- Mention those who could not be there, and how proud they would be of the couple
- You can be funny and not be obscene
- Refer to previous partners
- Make the speech too much about yourself
- Include too many confusing personal anecdotes
- Criticise the bride, family of the bride or family of the groom
- Make it too long – 5-7 minutes is just right!
- Get too drunk before the speech. You need to be respectable and understandable. Weddings are sophisticated, but after-parties are where the drinks flow freely
- Give too many compliments – you’re meant to look natural
- Look at your notecards all the time

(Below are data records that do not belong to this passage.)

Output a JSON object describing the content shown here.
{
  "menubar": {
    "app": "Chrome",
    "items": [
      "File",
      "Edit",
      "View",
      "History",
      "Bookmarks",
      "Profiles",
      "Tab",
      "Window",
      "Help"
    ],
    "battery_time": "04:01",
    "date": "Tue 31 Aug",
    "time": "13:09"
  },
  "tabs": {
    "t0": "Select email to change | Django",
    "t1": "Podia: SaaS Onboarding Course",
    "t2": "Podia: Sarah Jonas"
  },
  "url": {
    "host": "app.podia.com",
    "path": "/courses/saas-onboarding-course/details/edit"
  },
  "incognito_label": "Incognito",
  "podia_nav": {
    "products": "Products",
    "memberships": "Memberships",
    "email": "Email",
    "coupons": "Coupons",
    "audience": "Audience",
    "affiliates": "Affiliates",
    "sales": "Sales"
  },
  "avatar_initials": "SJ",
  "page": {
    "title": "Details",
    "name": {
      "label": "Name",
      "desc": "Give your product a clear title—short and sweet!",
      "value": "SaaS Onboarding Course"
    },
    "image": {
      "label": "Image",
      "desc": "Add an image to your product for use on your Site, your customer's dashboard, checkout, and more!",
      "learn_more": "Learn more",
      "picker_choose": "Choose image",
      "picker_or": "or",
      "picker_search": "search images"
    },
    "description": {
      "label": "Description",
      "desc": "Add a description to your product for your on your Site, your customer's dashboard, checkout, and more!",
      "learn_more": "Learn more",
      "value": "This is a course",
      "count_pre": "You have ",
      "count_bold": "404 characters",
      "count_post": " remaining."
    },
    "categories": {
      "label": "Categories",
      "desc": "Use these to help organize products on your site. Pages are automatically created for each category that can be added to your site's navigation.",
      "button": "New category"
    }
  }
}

- Speak to the audience, not simply the bride and groom. Sure, keep focus on them in the personal parts, but like any good stand-up comedian, the audience is who you really need to impress
- Sing an entire song. It’ll take too long, and chances are there will already be a musician there who can do a better job than you. Of course, the exception to this rule is rapping the entire speech, like the link shows. https://www.youtube.com/watch?v=0xow-aK9KGs
- Bring an escort. A paid-for plus-one is not required
- Rush or mumble
- Make flirty comments towards the bride… that’s just awkward
- Turn into a blubbering mess and cry
- Make racist/homophobic/sexist comments
How to end
Always end on a strong-point. These are a few tips how:
- Evoke mass laughter from the crowds
- Become serious and say something meaningful – it’s time to make the guests go ‘awh’
- Show you are optimistic about the future for the happy couple
Remember to keep the speech light-hearted and funny, yet respectable and enjoyable for all. Don’t offend anyone, and make sure to keep the humour-sentiment balance equal. Enjoy yourself – being at a wedding is meant to be fun, not a chore. Good luck!